**DIRECTIONS FOR THIS TASK**
Lines where the string "kcal" appears are to be copied from the entries below.

**THE RECORDS**
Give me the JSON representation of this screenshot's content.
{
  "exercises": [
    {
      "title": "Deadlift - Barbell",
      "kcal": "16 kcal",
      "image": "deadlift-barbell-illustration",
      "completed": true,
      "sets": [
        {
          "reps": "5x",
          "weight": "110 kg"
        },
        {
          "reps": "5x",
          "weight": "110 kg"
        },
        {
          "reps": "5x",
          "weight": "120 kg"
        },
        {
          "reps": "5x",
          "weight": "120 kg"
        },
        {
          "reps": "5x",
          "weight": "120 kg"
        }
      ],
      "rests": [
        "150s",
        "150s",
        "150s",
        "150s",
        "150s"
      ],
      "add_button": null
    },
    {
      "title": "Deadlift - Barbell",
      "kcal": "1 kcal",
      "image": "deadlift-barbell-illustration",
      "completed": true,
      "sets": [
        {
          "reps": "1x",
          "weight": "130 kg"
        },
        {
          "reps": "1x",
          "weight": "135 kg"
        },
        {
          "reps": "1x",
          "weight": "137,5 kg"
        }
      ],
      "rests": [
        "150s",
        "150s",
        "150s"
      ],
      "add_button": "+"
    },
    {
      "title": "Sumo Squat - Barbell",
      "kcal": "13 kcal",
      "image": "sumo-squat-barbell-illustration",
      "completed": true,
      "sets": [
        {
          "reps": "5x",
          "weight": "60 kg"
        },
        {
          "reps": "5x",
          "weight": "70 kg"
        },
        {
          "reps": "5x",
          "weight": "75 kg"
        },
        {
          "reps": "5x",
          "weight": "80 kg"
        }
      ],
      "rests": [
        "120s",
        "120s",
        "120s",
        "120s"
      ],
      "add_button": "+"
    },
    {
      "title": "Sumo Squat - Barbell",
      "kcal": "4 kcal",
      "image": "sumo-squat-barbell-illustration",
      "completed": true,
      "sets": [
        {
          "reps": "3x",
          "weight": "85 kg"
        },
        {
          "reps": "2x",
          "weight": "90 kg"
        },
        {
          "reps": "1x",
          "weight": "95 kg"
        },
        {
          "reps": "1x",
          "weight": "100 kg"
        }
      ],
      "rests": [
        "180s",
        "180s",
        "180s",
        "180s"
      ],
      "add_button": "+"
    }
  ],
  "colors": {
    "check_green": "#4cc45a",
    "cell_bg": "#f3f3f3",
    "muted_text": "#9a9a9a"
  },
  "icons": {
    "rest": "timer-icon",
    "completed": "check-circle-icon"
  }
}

**REPLY TO THE TASK**
      "kcal": "16 kcal",
      "kcal": "1 kcal",
      "kcal": "13 kcal",
      "kcal": "4 kcal",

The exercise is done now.